Problem details: Report all lines of the data below that hold the word "nodes".

-- Data for review follows --

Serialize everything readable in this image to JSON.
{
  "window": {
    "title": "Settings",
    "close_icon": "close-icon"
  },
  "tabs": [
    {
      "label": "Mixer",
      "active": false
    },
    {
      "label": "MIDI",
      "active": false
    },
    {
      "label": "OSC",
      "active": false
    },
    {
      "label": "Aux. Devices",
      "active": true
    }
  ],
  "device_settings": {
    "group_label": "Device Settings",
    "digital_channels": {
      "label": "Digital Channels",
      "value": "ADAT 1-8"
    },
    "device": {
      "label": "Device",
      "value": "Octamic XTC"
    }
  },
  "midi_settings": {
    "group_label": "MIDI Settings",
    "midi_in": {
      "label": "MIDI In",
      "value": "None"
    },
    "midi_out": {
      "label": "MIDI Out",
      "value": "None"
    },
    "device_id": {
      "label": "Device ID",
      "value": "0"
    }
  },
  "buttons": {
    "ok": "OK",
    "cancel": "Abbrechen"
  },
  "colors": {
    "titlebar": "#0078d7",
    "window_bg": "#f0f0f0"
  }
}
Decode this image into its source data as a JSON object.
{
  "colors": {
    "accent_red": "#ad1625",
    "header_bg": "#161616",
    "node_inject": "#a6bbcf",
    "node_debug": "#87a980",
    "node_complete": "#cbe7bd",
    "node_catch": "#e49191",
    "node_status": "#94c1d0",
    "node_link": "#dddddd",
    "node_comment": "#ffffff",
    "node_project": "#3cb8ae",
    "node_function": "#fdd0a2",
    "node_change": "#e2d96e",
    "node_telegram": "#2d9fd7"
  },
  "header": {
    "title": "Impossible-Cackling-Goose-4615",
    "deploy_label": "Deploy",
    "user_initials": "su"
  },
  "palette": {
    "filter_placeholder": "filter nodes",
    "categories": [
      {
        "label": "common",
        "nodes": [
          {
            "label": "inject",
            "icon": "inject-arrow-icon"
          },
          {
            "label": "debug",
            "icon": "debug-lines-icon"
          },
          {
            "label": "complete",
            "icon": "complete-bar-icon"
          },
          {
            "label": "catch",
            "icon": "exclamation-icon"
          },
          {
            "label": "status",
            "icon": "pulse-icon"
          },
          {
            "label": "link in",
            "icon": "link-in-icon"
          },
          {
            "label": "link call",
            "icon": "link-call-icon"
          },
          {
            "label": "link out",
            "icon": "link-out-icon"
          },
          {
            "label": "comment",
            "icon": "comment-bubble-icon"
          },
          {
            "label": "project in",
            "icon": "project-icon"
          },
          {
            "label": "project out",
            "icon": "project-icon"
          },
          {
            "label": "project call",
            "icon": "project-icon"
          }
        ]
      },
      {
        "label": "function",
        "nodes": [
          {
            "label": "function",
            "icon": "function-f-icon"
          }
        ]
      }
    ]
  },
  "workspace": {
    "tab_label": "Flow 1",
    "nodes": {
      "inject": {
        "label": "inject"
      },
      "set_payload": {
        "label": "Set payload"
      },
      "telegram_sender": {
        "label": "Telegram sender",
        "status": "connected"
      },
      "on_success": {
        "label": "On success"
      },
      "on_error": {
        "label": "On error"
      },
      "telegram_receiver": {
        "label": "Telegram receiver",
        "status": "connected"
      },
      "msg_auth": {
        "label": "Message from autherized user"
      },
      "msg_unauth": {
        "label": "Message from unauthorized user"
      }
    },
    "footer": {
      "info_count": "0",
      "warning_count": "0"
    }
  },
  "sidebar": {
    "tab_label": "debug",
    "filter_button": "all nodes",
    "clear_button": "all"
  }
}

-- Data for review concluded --

Reply:
    "filter_placeholder": "filter nodes",
        "nodes": [
        "nodes": [
    "nodes": {
    "filter_button": "all nodes",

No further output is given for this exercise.